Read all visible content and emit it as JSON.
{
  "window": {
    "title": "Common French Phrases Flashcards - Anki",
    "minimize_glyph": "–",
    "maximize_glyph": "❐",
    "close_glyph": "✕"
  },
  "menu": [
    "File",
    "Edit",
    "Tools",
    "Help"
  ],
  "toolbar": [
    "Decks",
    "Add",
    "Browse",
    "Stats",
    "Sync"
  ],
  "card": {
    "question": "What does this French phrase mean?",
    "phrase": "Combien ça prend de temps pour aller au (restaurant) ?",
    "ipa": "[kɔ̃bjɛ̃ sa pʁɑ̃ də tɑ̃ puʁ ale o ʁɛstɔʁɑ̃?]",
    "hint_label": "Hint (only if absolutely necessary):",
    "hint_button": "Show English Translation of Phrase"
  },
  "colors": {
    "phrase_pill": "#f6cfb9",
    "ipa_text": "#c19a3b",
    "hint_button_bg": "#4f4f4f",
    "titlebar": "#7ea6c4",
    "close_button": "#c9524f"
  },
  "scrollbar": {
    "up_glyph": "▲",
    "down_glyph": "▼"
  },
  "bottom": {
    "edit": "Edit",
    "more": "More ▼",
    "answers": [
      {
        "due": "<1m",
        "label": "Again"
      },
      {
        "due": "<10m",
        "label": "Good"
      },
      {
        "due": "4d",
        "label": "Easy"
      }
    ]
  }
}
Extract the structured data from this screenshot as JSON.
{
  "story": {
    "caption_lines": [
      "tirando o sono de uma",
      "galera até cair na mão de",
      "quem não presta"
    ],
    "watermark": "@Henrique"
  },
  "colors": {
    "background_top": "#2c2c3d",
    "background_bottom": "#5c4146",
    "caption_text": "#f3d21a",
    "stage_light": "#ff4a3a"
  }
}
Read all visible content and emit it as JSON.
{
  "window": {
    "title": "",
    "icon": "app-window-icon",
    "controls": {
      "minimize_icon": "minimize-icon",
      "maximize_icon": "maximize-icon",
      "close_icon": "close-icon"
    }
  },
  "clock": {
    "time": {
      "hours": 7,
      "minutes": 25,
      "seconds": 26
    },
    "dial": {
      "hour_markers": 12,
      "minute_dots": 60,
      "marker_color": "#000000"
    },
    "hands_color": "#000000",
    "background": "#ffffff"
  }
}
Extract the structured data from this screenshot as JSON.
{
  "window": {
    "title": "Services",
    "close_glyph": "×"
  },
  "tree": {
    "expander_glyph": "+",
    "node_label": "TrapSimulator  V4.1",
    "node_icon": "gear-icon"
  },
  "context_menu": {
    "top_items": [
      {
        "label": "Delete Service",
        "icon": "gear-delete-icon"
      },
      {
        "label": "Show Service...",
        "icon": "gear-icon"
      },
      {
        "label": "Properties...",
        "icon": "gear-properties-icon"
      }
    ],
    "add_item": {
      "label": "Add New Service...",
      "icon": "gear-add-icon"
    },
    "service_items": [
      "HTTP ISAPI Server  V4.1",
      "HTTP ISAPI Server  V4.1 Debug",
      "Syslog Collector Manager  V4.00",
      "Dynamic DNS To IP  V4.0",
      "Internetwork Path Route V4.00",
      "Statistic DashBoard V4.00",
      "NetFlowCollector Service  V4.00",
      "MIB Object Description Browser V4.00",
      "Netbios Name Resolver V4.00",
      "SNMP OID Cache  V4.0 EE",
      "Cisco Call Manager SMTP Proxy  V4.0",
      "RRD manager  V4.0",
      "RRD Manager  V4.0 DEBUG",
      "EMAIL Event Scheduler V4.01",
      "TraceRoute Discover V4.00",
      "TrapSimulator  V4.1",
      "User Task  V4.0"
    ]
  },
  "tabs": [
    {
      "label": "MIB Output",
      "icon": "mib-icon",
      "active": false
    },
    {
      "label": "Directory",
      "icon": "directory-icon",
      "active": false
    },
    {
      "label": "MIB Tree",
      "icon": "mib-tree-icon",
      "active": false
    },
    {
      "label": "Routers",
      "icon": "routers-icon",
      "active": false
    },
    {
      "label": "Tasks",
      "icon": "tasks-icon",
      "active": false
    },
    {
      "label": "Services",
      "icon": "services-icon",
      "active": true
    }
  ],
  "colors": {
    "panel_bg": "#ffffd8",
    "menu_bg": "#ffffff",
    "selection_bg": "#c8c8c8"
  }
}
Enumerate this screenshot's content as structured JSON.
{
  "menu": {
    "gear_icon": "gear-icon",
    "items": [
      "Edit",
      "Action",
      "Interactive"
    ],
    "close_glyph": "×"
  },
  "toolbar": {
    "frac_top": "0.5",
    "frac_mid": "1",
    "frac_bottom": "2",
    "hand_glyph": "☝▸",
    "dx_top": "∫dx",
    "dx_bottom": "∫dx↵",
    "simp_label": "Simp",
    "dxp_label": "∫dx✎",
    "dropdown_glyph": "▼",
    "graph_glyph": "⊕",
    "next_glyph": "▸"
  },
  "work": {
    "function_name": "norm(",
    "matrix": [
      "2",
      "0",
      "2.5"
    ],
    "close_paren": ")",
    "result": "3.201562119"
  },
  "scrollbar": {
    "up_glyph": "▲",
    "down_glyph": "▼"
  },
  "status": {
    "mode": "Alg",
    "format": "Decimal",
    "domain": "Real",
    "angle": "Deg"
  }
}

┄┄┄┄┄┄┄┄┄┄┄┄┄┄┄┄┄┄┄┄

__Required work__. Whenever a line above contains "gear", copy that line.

__Problem solution__.
    "node_icon": "gear-icon"
        "icon": "gear-delete-icon"
        "icon": "gear-icon"
        "icon": "gear-properties-icon"
      "icon": "gear-add-icon"
    "gear_icon": "gear-icon",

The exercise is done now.